In Revelation 2 and 3, Jesus communicates individual messages to seven different churches. Each message begins with the same two words: “I know.” He is the first and the last, the Amen, the holy and true one who walks among his churches, and he knows.
“I know where you dwell.” Jesus described Pergamum as “where Satan’s throne is.” It’s hard to imagine how bad the situation in that city had to be to warrant such a diagnosis and yet, there were saints–men and women who were holding fast to Jesus’ name and refusing to deny his faith. Wherever you are today, Jesus knows.
“I know your works.” Christians sprinkled throughout Asia were faithfully serving, toiling on, patiently enduring. In the eyes of the world, they had “little power,” but Jesus would continue to set before them open doors of opportunity. “Do not fear.” “Hold fast.” “Be faithful.” “I am coming.” Wherever you are serving today, Jesus knows.
“I know your love.” Some had abandoned the love they had at first. Others were lukewarm. Some had the reputation of being alive, but they were dead. Jesus spoke hard-to-hear, straightforward rebukes to many. “Wake up.” “You are wretched, pitiable, poor, blind, and naked.” “Repent.” But notice the heart behind the rebukes: “Those whom I love, I reprove and discipline.” However you have stumbled, Jesus continues to patiently stand at the door and graciously knock with love in his heart for you.
“I know.” Jesus knows how to grant me the right to the tree of life. Jesus knows how to clothe you in white garments, give you a new name, and confess you before his Father. Jesus knows how to keep us from being hurt by the second death.

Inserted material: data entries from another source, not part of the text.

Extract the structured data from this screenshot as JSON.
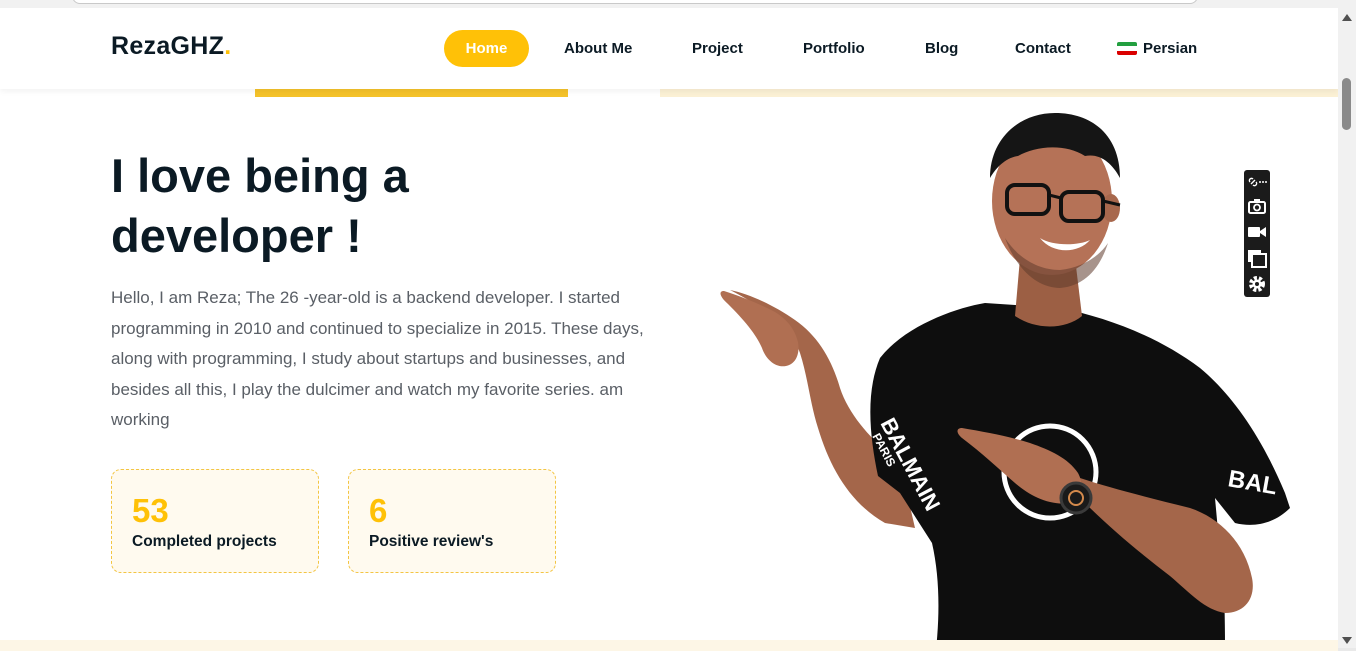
{
  "header": {
    "logo_text": "RezaGHZ",
    "logo_dot": ".",
    "nav": [
      {
        "label": "Home",
        "active": true
      },
      {
        "label": "About Me"
      },
      {
        "label": "Project"
      },
      {
        "label": "Portfolio"
      },
      {
        "label": "Blog"
      },
      {
        "label": "Contact"
      },
      {
        "label": "Persian",
        "icon": "iran-flag-icon"
      }
    ]
  },
  "hero": {
    "title_line1": "I love being a",
    "title_line2": "developer !",
    "description": "Hello, I am Reza; The 26 -year-old is a backend developer. I started programming in 2010 and continued to specialize in 2015. These days, along with programming, I study about startups and businesses, and besides all this, I play the dulcimer and watch my favorite series. am working",
    "stats": [
      {
        "value": "53",
        "label": "Completed projects"
      },
      {
        "value": "6",
        "label": "Positive review's"
      }
    ],
    "shirt_text_sleeve": "BALMAIN",
    "shirt_text_sleeve_sub": "PARIS",
    "shirt_text_side": "BAL"
  },
  "toolbar": {
    "icons": [
      "link-icon",
      "more-icon",
      "camera-icon",
      "video-icon",
      "window-icon",
      "gear-icon"
    ]
  },
  "colors": {
    "accent": "#ffc107",
    "dark_text": "#0b1a24",
    "body_text": "#5a5f66",
    "card_bg": "#fffaef"
  }
}
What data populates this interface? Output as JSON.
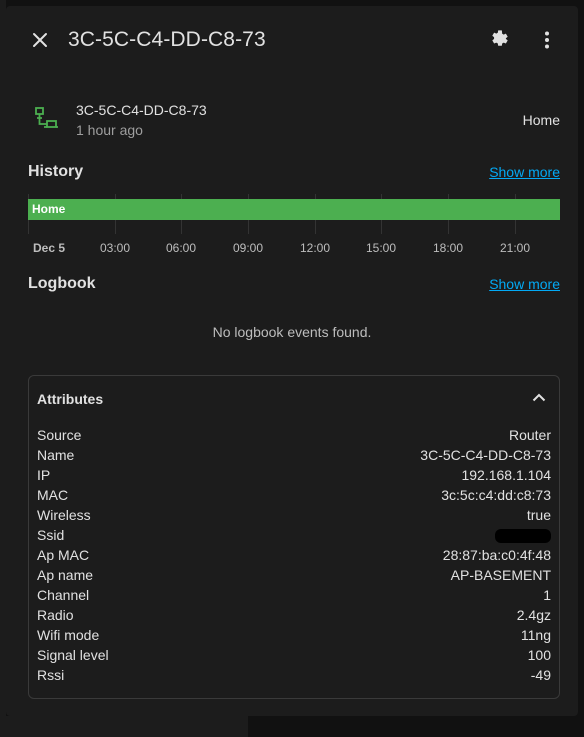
{
  "dialog": {
    "title": "3C-5C-C4-DD-C8-73",
    "close_icon": "close-icon",
    "settings_icon": "gear-icon",
    "menu_icon": "more-vert-icon"
  },
  "entity": {
    "name": "3C-5C-C4-DD-C8-73",
    "last_changed": "1 hour ago",
    "state": "Home",
    "icon": "lan-icon",
    "icon_color": "#4caf50"
  },
  "history": {
    "title": "History",
    "show_more": "Show more",
    "bar_label": "Home",
    "bar_color": "#4caf50",
    "ticks": [
      "Dec 5",
      "03:00",
      "06:00",
      "09:00",
      "12:00",
      "15:00",
      "18:00",
      "21:00"
    ]
  },
  "logbook": {
    "title": "Logbook",
    "show_more": "Show more",
    "empty": "No logbook events found."
  },
  "attributes": {
    "title": "Attributes",
    "toggle_icon": "chevron-up-icon",
    "rows": [
      {
        "key": "Source",
        "value": "Router"
      },
      {
        "key": "Name",
        "value": "3C-5C-C4-DD-C8-73"
      },
      {
        "key": "IP",
        "value": "192.168.1.104"
      },
      {
        "key": "MAC",
        "value": "3c:5c:c4:dd:c8:73"
      },
      {
        "key": "Wireless",
        "value": "true"
      },
      {
        "key": "Ssid",
        "value": ""
      },
      {
        "key": "Ap MAC",
        "value": "28:87:ba:c0:4f:48"
      },
      {
        "key": "Ap name",
        "value": "AP-BASEMENT"
      },
      {
        "key": "Channel",
        "value": "1"
      },
      {
        "key": "Radio",
        "value": "2.4gz"
      },
      {
        "key": "Wifi mode",
        "value": "11ng"
      },
      {
        "key": "Signal level",
        "value": "100"
      },
      {
        "key": "Rssi",
        "value": "-49"
      }
    ]
  },
  "colors": {
    "accent_link": "#03a9f4",
    "dialog_bg": "#1c1c1c"
  }
}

Here’s the catch: it’s not enough for me to say, “I know” and leave him on the other side of the door. Each message of Jesus to the churches concludes with the same call: “He who has an ear, let him hear what the Spirit says to the churches.” The door must be opened, his voice must be heeded, his lead must be followed, and no one can do that for me but me.